Olafsvik, or “Olaf’s Bay,” a small fishing and tourist town of about 1,100 people. Dominating the skyline is a modern church designed to look like a Viking ship. We walked around on the shoreline and saw where fishing and pleasure boats were docked.
Gufuskalar, a coastal area that contains both modern structures, with a 412 m (1351 ft) radio tower, the tallest manmade structure in Europe, and ancient structures in a series of houses built out of lava rocks from the Snæfellsnes volcano dating back to the 14th century. The houses were used to store and dry fish for international trade during the Middle Ages. 134 houses were constructed, 12 of which are still standing. We ate lunch in this area and were able to explore the ruins and houses still intact.
Djupalonssandur, a black pebble beach near the old fishing town of Dritvik on the end of the Snæfellsnes peninsula. The beach is made entirely of pebbles, which makes walking somewhat challenging as your feet sink into the pebbles with each step. Four huge stones mark the entrance to the beach. These are what men would have to lift to qualify to work on a fishing boat. We were allowed to collect two rocks each from the beach.
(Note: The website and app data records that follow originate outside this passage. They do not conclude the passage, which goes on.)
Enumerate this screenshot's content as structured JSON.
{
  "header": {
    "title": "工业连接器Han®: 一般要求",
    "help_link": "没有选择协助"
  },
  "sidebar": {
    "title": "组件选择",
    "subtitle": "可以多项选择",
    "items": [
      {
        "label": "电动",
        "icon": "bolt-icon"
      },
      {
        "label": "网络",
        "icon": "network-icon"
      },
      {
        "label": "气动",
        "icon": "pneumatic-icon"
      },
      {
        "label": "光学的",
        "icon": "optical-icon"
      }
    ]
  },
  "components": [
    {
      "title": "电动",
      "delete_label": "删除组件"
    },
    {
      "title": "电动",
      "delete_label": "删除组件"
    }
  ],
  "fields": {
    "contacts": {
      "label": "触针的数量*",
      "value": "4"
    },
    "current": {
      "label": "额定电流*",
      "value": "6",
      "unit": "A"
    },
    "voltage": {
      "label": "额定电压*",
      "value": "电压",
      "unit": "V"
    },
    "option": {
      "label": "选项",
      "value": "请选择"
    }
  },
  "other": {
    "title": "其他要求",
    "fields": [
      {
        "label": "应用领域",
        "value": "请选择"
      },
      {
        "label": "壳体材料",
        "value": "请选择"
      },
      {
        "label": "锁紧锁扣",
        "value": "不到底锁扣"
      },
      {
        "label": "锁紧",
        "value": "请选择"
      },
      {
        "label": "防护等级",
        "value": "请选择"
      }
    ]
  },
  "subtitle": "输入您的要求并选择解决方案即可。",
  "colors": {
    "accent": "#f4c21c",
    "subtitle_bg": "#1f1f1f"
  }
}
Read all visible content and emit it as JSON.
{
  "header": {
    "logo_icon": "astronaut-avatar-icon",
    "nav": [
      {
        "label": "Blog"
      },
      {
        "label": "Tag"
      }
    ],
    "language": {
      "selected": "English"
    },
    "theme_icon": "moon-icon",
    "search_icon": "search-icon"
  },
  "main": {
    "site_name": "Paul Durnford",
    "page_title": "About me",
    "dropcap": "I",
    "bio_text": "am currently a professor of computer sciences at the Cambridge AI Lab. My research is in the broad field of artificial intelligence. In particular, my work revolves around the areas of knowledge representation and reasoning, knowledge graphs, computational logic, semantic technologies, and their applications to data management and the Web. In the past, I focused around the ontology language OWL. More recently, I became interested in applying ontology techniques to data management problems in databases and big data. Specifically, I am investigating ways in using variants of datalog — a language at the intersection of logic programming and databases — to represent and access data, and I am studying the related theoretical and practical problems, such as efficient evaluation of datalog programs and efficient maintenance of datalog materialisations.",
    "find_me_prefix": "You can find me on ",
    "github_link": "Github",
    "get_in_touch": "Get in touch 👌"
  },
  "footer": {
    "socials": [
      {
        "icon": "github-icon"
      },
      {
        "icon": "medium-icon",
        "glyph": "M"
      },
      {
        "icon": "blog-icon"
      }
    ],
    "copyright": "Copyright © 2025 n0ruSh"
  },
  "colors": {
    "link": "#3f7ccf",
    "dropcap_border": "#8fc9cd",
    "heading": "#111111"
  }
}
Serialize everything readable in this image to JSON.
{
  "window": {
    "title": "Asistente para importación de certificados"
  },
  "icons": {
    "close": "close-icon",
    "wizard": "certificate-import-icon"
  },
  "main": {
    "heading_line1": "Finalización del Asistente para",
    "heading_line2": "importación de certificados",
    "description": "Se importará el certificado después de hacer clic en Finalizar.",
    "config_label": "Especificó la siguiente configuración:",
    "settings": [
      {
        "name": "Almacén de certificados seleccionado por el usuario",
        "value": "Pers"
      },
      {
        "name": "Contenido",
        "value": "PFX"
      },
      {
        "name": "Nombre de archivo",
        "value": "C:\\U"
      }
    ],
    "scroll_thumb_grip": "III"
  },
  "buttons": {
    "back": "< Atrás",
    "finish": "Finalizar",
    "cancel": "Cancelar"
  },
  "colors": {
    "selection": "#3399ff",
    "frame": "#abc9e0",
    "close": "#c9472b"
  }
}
We were also quite close to Snæfellsjökull, so I took the opportunity to get more photos.
Hellnar to Arnarstapi. Between these two towns is an amazing hiking trail along the coast. Although it’s only 2.5 km (1.5 mi) long, it winds up and down cragged cliffs and gives you such spectacular views of rocky islands, sea caves and stone arches that it will take a couple of hours to get through.
Thomas and I hiked the trail carrying on a conversation about agriculture around the world in between snapping photos. Sea birds are everywhere, and we found a lot of eggs that looked as if they had been broken and the contents eaten by foxes. We also found a few bird legs and wings. Among the most notable landmarks are the Badstofa sea caves, known for their unique light refraction and colorful interior, and the Gatklettur sea arch. This was one of the highlights of my trip.
Budir, a white sand beach dotted with large black rocks made of hardened lava. This beach is white sand from the sea shells that have washed ashore and broken up over the millennia. Because the huge lava rocks are still intact, the beach does not have black sand. A notable landmark is the black church.
Ytri-Tunga, known for its colony of seals. We saw one seal playing in the water about 100 feet offshore, with several other seals resting on the rocks behind him. We also saw two families of eider ducks and an oyster catcher dipping into the water for food near shore. Signs had a discussion of the seal hunt in Iceland, which is not commercial, though I did see sealskin items for sale in various places.
Finally after such a long day of sightseeing, we got to our evening destination, the cottages at Snorrastadir Farm near the Eldborg crater. I was more than happy to roll out my sleeping bag in the back bedroom rooming with Emily for the night.
Here is a huge gallery of more photos from the day. Click any photo to enlarge it.